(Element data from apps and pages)
+ + + + +
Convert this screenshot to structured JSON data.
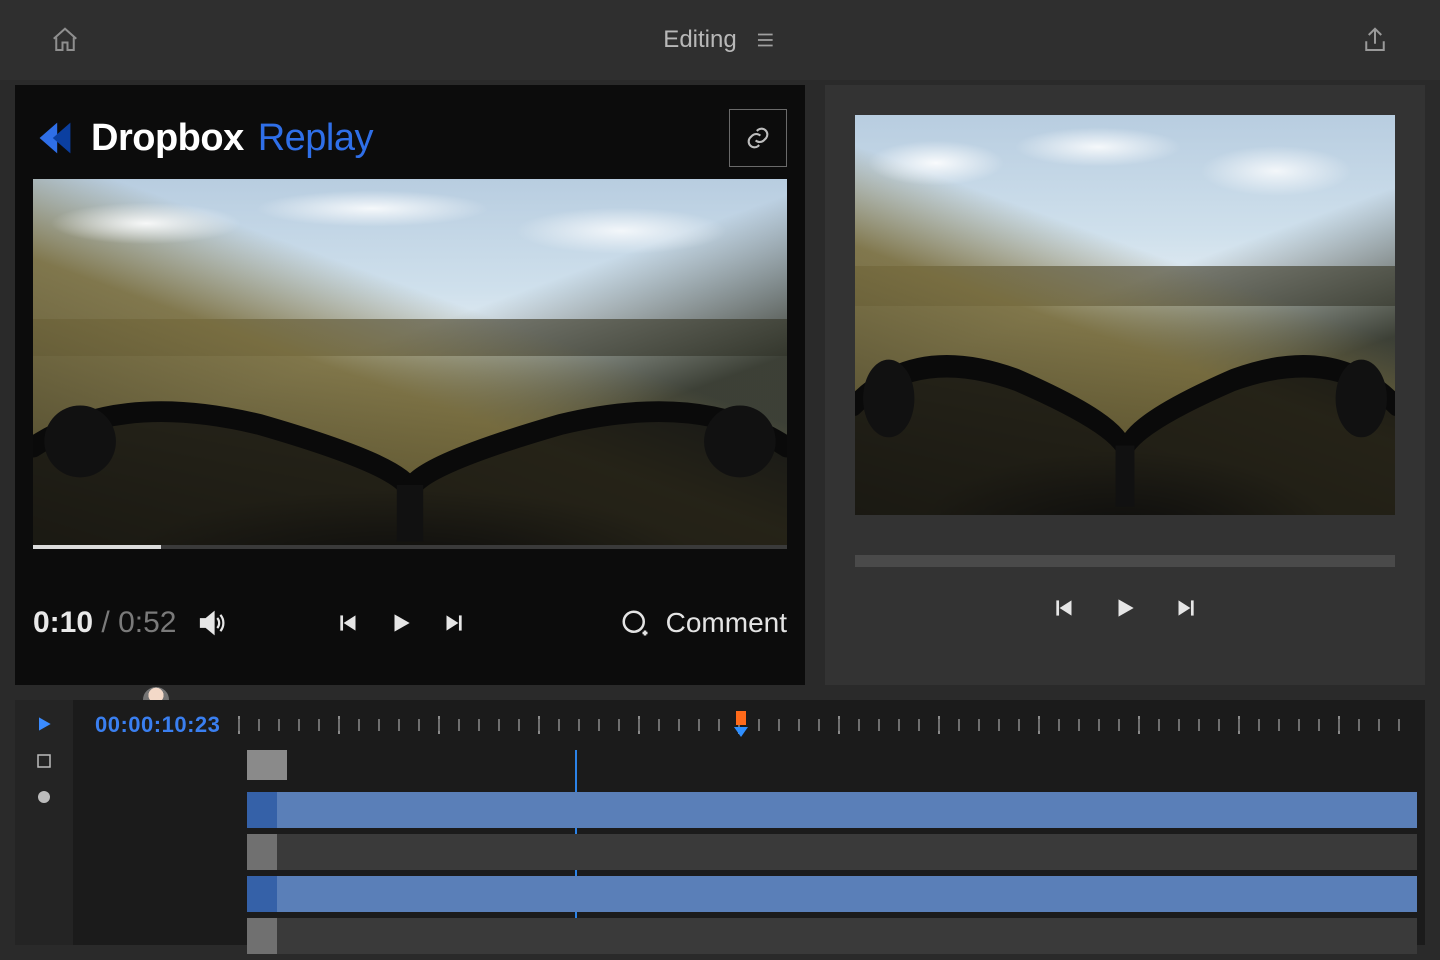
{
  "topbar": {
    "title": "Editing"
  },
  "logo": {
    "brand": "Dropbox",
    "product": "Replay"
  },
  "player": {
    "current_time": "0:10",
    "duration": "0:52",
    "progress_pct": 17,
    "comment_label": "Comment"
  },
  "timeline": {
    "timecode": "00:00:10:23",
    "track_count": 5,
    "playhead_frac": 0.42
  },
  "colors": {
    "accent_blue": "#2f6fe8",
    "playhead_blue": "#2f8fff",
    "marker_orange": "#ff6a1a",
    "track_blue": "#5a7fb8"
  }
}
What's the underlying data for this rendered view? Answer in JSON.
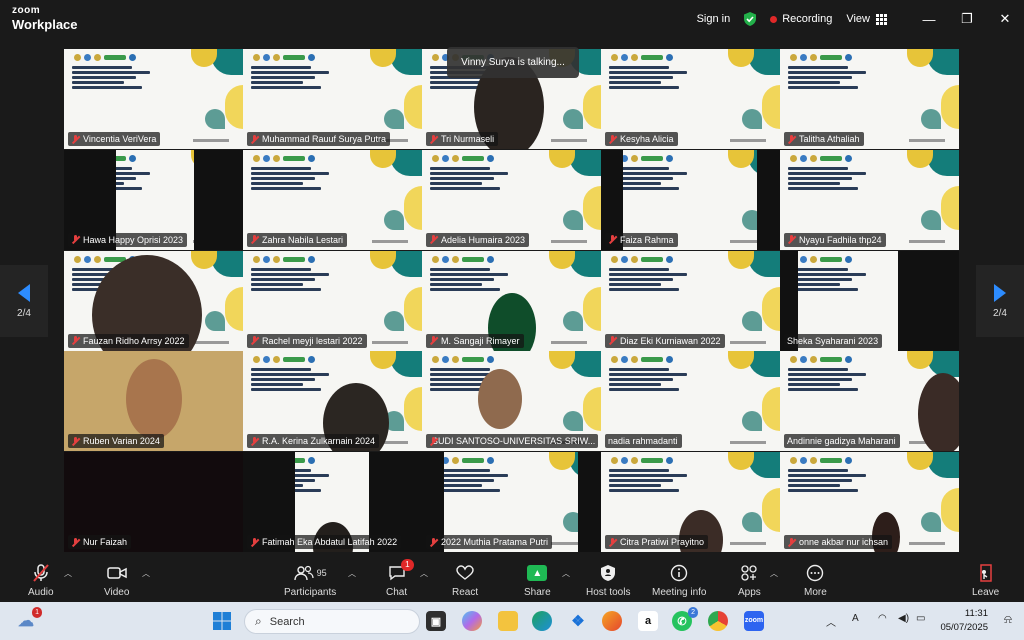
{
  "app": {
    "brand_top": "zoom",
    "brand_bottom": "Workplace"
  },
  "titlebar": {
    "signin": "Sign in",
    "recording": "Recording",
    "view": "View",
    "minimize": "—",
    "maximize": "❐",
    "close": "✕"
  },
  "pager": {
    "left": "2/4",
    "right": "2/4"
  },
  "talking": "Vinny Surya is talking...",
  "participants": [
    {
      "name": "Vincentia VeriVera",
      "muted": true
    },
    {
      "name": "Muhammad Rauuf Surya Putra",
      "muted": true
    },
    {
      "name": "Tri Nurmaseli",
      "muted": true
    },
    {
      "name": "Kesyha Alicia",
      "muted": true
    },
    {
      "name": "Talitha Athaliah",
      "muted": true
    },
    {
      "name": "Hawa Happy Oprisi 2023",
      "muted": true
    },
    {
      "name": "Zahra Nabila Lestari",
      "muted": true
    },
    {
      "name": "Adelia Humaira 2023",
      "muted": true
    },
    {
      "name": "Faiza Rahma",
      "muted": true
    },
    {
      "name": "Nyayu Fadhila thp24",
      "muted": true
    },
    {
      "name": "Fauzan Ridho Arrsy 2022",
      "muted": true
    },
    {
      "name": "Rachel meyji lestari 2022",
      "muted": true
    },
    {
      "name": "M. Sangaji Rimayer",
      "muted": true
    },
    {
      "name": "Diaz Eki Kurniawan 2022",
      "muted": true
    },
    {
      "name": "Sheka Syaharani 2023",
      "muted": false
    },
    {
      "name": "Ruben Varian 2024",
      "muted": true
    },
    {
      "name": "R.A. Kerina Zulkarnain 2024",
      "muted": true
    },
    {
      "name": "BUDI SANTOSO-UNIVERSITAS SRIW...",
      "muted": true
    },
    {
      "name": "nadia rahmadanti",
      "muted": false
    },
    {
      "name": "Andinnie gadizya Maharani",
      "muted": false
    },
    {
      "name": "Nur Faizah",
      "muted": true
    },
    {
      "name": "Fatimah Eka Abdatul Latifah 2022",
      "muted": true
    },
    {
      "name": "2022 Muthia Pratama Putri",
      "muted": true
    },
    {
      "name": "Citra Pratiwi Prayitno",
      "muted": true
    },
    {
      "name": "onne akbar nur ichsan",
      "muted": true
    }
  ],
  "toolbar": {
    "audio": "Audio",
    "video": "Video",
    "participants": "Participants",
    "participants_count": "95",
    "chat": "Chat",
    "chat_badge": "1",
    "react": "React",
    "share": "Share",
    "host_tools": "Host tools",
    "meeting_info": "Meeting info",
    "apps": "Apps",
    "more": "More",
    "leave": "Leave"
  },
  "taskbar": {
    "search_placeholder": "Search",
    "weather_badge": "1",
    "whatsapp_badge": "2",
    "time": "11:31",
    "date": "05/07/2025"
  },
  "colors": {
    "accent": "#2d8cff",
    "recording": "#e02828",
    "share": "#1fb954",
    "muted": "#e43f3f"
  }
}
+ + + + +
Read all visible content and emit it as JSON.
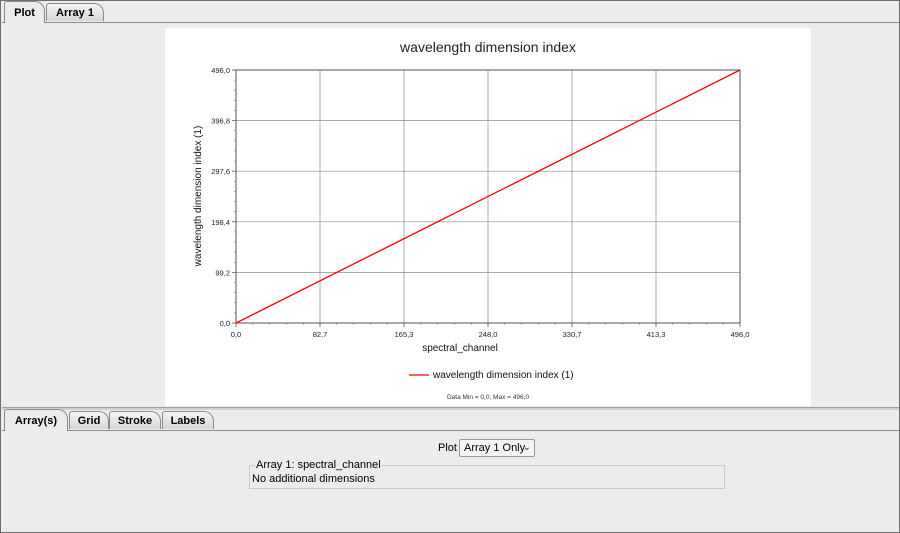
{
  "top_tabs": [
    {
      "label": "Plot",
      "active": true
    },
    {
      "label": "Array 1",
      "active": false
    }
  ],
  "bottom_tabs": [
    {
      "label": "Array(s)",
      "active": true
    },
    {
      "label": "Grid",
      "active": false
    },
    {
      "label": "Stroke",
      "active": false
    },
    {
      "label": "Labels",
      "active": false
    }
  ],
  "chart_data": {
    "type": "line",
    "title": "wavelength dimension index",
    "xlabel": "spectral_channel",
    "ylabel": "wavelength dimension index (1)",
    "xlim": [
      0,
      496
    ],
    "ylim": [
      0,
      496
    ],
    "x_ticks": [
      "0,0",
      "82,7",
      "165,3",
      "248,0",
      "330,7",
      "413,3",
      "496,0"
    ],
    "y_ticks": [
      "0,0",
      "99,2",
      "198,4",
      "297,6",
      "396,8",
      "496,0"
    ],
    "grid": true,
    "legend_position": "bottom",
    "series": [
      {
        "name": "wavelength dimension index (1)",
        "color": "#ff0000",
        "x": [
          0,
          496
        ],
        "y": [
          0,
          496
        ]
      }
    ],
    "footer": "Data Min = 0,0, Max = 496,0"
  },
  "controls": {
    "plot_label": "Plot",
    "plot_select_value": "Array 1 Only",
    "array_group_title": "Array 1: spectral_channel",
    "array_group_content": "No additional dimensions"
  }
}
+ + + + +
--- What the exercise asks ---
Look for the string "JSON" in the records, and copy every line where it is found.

--- Written solution ---
Convert this screenshot to structured JSON data.
What's the underlying data for this rendered view? Answer in JSON.
Read all visible content and emit it as JSON.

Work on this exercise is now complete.